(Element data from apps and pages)

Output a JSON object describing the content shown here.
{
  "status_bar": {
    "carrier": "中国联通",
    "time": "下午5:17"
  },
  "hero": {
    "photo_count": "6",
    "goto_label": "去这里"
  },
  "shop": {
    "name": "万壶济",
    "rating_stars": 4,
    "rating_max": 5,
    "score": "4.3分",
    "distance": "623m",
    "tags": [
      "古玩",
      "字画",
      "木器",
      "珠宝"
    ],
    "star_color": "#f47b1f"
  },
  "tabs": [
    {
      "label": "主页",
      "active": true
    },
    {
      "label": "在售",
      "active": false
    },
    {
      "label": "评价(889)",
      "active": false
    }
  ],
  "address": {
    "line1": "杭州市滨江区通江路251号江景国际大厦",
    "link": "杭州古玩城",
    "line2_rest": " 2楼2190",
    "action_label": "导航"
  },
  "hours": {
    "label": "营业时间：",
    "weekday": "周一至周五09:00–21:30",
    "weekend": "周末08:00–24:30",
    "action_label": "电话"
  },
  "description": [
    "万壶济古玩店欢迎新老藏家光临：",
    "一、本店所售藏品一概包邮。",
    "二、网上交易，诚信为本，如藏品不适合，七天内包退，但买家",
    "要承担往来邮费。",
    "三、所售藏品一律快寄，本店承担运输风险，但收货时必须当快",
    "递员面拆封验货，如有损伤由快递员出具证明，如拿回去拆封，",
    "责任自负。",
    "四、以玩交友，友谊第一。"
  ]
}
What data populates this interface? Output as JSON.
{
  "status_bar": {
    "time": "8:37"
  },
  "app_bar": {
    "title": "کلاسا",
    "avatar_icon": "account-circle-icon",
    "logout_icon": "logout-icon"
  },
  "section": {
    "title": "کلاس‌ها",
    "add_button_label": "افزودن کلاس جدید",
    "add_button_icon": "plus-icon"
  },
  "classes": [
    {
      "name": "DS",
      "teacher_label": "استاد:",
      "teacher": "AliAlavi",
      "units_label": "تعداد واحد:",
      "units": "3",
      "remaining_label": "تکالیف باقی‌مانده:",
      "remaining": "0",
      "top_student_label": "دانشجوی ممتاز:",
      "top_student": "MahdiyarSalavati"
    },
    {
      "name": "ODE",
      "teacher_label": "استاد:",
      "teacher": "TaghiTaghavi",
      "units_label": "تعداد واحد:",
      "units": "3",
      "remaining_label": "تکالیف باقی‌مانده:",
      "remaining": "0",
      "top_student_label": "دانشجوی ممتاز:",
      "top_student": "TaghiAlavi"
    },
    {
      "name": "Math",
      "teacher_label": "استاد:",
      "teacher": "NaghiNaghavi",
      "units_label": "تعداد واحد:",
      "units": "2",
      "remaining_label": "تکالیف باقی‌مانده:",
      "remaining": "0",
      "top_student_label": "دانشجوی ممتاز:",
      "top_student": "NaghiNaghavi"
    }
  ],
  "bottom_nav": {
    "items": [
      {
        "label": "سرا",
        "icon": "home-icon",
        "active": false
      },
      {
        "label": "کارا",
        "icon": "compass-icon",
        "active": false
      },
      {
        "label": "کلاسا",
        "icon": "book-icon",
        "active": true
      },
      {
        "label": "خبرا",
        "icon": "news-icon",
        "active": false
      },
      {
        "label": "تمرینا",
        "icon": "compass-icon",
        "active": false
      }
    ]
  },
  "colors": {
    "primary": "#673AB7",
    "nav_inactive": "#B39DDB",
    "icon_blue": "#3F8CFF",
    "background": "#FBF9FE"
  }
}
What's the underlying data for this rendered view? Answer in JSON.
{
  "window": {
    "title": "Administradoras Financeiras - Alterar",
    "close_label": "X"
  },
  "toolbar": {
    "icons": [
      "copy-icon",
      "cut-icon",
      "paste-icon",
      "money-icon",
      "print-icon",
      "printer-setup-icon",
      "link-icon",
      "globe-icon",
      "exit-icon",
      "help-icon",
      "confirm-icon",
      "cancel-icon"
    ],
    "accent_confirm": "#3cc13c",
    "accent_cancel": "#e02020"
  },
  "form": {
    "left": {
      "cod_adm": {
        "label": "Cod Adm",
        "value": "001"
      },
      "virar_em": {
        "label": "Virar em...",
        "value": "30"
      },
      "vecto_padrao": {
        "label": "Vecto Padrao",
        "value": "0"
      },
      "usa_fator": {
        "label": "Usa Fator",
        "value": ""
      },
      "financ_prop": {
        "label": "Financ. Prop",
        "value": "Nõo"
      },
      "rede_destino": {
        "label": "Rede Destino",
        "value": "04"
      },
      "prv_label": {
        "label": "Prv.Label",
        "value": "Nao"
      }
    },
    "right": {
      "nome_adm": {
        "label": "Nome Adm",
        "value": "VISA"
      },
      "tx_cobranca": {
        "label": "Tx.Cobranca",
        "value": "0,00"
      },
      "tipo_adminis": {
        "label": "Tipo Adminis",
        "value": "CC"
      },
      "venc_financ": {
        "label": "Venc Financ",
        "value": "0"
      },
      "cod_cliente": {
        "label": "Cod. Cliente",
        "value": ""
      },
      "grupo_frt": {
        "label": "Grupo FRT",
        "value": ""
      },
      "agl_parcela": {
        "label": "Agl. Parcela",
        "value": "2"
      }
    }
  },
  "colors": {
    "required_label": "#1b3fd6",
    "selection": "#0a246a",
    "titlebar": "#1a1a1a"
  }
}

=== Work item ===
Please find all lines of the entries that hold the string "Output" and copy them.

=== Reply ===
Output a JSON object describing the content shown here.
What data populates this interface? Output as JSON.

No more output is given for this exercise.